_TASK STATEMENT_
A verbatim restatement of the data, free of pictures, is what you should output.

Interface dataset entries
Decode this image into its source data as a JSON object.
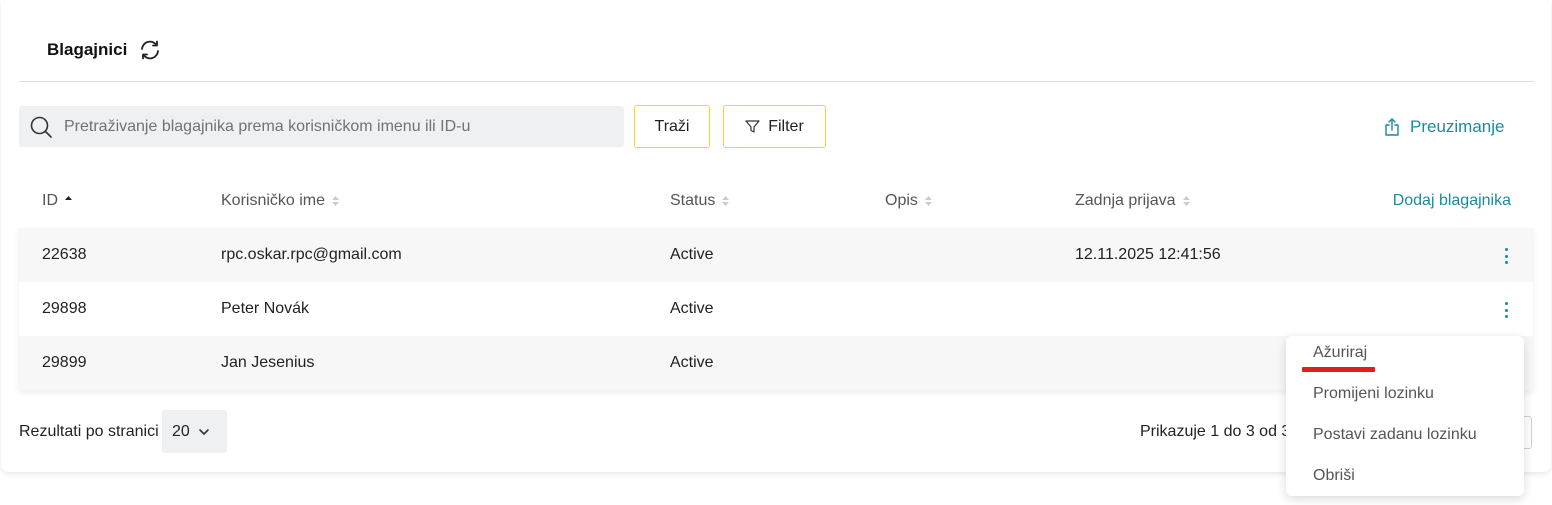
{
  "header": {
    "title": "Blagajnici"
  },
  "search": {
    "placeholder": "Pretraživanje blagajnika prema korisničkom imenu ili ID-u"
  },
  "toolbar": {
    "search_label": "Traži",
    "filter_label": "Filter",
    "download_label": "Preuzimanje"
  },
  "table": {
    "columns": [
      "ID",
      "Korisničko ime",
      "Status",
      "Opis",
      "Zadnja prijava"
    ],
    "add_label": "Dodaj blagajnika",
    "rows": [
      {
        "id": "22638",
        "username": "rpc.oskar.rpc@gmail.com",
        "status": "Active",
        "description": "",
        "last_login": "12.11.2025 12:41:56"
      },
      {
        "id": "29898",
        "username": "Peter Novák",
        "status": "Active",
        "description": "",
        "last_login": ""
      },
      {
        "id": "29899",
        "username": "Jan Jesenius",
        "status": "Active",
        "description": "",
        "last_login": ""
      }
    ]
  },
  "footer": {
    "per_page_label": "Rezultati po stranici",
    "per_page_value": "20",
    "showing": "Prikazuje 1 do 3 od 3"
  },
  "context_menu": {
    "items": [
      "Ažuriraj",
      "Promijeni lozinku",
      "Postavi zadanu lozinku",
      "Obriši"
    ]
  },
  "colors": {
    "accent": "#1a8aa0",
    "button_border": "#f0d23c",
    "highlight": "#e11d1d"
  }
}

_WRITTEN RESPONSE_
Decode this image into its source data as a JSON object.
{
  "header": {
    "title": "Blagajnici"
  },
  "search": {
    "placeholder": "Pretraživanje blagajnika prema korisničkom imenu ili ID-u"
  },
  "toolbar": {
    "search_label": "Traži",
    "filter_label": "Filter",
    "download_label": "Preuzimanje"
  },
  "table": {
    "columns": [
      "ID",
      "Korisničko ime",
      "Status",
      "Opis",
      "Zadnja prijava"
    ],
    "add_label": "Dodaj blagajnika",
    "rows": [
      {
        "id": "22638",
        "username": "rpc.oskar.rpc@gmail.com",
        "status": "Active",
        "description": "",
        "last_login": "12.11.2025 12:41:56"
      },
      {
        "id": "29898",
        "username": "Peter Novák",
        "status": "Active",
        "description": "",
        "last_login": ""
      },
      {
        "id": "29899",
        "username": "Jan Jesenius",
        "status": "Active",
        "description": "",
        "last_login": ""
      }
    ]
  },
  "footer": {
    "per_page_label": "Rezultati po stranici",
    "per_page_value": "20",
    "showing": "Prikazuje 1 do 3 od 3"
  },
  "context_menu": {
    "items": [
      "Ažuriraj",
      "Promijeni lozinku",
      "Postavi zadanu lozinku",
      "Obriši"
    ]
  },
  "colors": {
    "accent": "#1a8aa0",
    "button_border": "#f0d23c",
    "highlight": "#e11d1d"
  }
}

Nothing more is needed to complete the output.